After recently completing a round of the Whole 30 program, during which I cut out what I long considered to be everything fun from my diet including dairy, alcohol, refined sugar, and more, for 30 days, I followed their rule of not stepping on the scale. With that being said, the very first thing I did on Day 31 was find a scale and gingerly weigh myself. Despite being able to slip into clothes that hadn't fit in at least a year, I was super disappointed in the number, which even I admit is kind of ridiculous.

The good news is that we civilians aren't the only ones obsessed with where the needle will fall on the scale -- so are some of our hero fitness bloggers, like Kelsey Wells of My Sweat Life, who was determined to get down to 122 pounds after giving birth. And she did. But in a recent Instagram post, she gives us all of the visuals we need to truly understand why the scale isn't the true test of your healthiest body.

In three different side-by-side photos of herself at varying weight (122 lbs, 145 lbs, and 140 lbs), Wells proves that just because you think your magic number needs to be the one that's lowest, it doesn't neessarily mean it's your fittest.


SCREW THE SCALE || I figured it was time for a friendly, yet firm reminder.🤗 YOU GUYS. PLEASEEEEEE STOP GETTING HUNG UP ON THE NUMBER ON THE STUPUD SCALE! PLEASE STOP THINKING YOUR WEIGHT EQUALS YOUR PROGRESS AND FOR THE LOVE OF EVERYTHING PLEASE STOP LETTING YOR WEIGHT HAVE ANY AFFECT WHATSOEVER ON YOUR SELF ESTEEM, like I used to. To any of you who are where I once was, please listen to me. I am 5' 7" and weigh 140 lbs. When I first started #bbg I was 8 weeks post partum and 145 lbs. I weighed 130 before getting pregnant, so based on nothing besides my own warped perception, I decided my "goal weight" should be 122 and to fit into my skinniest jeans. Well after a few months of BBG and breastfeeding, I HIT IT and I fit into those size 0 jeans. Well guess what? I HAVE GAINED 18 POUNDS SINCE THEN. EIGHT FREAKING TEEN. Also, I have gone up two pant sizes and as a matter of fact I ripped those skinny jeans wide open just the other week trying to pull them up over my knees.😂 My point?? According to my old self and flawed standards, I would be failing miserably. THANK GOODNESS I finally learned to start measuring my progress by things that matter -- strength, ability, endurance, health, and HAPPINESS. Take progress photos and videos.
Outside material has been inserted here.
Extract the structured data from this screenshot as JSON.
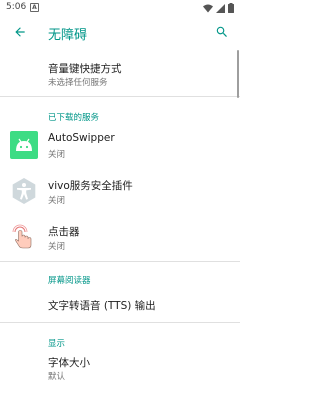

Record how many push-ups you can do, ect. And if you can, your BFP -- there is only a 5 lb difference between my starting and current weight, but my body composition has changed COMPLETELY. I have never had more muscle and less body fat than I do now. I have never been healthier than I am now. I have never been more comfortable in my own skin than I am now. And if I didn't say #screwthescale long ago, I would have gave up on my journey. So to the little teeny tiny voice in the back of my head that still said "😳wtf is this- not 140!?😭😩" last week when I stepped on the scale, I say SCREW. YOU. And I think you should probably say the same to your scale too. #byefelicia 👋🏼🚫⚖ . . #bbgprogress #transformationtuesday #fit #fitness #workout #fitmom #fitchick #fitfam #fitnesstransformation #beforeandafter #sweat #mysweatlife #girlswithmuscle #girlgains #strongnotskinny

A photo posted by K E L S E Y W E L L S (@mysweatlife) on


“There is only a 5 pound difference between my starting and current weight, but my body composition has changed COMPLETELY,” says Wells in the post. “I have never had more muscle and less body fat than I do now. I have never been healthier than I am now.”

If this doesn't make you ditch your scale, we're not sure what will. We so appreciate Wells's candid post to teach us a lesson in health and happiness we can all use.